__TASK__.
With the string "duration" as the filter, copy each matching line from the records.

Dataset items
==================================================
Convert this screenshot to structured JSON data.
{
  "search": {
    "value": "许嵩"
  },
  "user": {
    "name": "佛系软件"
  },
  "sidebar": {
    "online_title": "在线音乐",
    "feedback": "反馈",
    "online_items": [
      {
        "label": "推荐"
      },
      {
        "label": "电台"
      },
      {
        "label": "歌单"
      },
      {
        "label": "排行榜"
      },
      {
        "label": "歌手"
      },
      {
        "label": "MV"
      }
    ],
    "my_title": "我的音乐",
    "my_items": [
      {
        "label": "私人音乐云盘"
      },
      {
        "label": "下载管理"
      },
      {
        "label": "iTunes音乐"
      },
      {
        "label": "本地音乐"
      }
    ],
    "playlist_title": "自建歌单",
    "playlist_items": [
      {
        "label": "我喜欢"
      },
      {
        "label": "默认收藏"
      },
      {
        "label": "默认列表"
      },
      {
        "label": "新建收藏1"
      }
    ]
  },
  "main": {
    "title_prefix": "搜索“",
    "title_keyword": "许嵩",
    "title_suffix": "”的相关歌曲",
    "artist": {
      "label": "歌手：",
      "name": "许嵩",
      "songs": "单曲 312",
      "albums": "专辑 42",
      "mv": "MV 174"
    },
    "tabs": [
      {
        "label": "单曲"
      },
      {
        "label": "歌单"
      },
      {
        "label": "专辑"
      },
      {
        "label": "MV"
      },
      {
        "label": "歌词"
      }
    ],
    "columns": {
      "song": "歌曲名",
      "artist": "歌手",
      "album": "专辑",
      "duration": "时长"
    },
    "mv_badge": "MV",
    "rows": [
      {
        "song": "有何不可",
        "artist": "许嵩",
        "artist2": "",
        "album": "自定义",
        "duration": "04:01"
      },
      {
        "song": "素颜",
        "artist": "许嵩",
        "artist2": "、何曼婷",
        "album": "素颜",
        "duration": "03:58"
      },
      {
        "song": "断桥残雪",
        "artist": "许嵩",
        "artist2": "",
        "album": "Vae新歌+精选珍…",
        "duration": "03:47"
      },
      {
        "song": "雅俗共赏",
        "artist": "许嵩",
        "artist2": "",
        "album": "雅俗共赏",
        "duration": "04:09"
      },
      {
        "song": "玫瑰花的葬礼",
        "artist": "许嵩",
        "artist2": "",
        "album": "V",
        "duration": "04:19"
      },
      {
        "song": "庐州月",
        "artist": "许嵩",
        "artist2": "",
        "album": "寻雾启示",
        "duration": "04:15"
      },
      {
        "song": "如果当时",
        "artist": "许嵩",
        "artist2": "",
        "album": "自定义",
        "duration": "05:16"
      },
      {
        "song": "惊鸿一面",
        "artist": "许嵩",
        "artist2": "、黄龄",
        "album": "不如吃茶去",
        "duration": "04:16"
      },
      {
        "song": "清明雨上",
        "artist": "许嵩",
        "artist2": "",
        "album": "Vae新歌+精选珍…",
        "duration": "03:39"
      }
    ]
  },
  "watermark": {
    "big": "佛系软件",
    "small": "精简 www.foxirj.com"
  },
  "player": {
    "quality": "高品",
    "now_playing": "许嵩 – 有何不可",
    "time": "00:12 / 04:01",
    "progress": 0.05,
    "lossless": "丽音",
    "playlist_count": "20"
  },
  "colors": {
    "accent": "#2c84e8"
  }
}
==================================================
__RESULT OF THIS TASK__.
      "duration": "时长"
        "duration": "04:01"
        "duration": "03:58"
        "duration": "03:47"
        "duration": "04:09"
        "duration": "04:19"
        "duration": "04:15"
        "duration": "05:16"
        "duration": "04:16"
        "duration": "03:39"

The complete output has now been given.